Top of DATA SECTION

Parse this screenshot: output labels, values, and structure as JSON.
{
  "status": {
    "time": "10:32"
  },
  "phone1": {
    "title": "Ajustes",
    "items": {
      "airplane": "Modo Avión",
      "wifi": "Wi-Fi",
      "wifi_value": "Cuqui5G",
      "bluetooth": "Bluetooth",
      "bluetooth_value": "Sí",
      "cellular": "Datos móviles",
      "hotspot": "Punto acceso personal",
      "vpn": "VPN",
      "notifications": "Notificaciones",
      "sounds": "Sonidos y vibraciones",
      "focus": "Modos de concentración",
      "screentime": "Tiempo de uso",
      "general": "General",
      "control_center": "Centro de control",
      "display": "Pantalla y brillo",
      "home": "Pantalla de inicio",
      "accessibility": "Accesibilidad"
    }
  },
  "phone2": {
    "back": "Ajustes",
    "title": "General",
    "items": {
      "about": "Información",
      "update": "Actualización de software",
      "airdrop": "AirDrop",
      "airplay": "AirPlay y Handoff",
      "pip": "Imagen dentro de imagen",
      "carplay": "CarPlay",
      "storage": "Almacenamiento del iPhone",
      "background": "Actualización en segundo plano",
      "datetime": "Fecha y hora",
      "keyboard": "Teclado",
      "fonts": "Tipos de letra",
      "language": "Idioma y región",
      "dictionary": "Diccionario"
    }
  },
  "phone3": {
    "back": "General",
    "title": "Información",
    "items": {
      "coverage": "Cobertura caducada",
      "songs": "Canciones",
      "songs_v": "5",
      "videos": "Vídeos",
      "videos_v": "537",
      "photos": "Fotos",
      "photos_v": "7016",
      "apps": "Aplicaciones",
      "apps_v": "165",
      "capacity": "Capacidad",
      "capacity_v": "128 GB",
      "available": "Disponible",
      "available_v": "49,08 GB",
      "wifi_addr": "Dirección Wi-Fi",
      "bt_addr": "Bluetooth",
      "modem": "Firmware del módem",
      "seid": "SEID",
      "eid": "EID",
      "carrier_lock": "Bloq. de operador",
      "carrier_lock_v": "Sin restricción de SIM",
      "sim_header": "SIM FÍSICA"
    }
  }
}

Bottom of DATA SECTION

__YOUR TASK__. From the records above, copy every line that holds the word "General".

__SOLUTION TO THE PROBLEM__.
      "general": "General",
    "title": "General",
    "back": "General",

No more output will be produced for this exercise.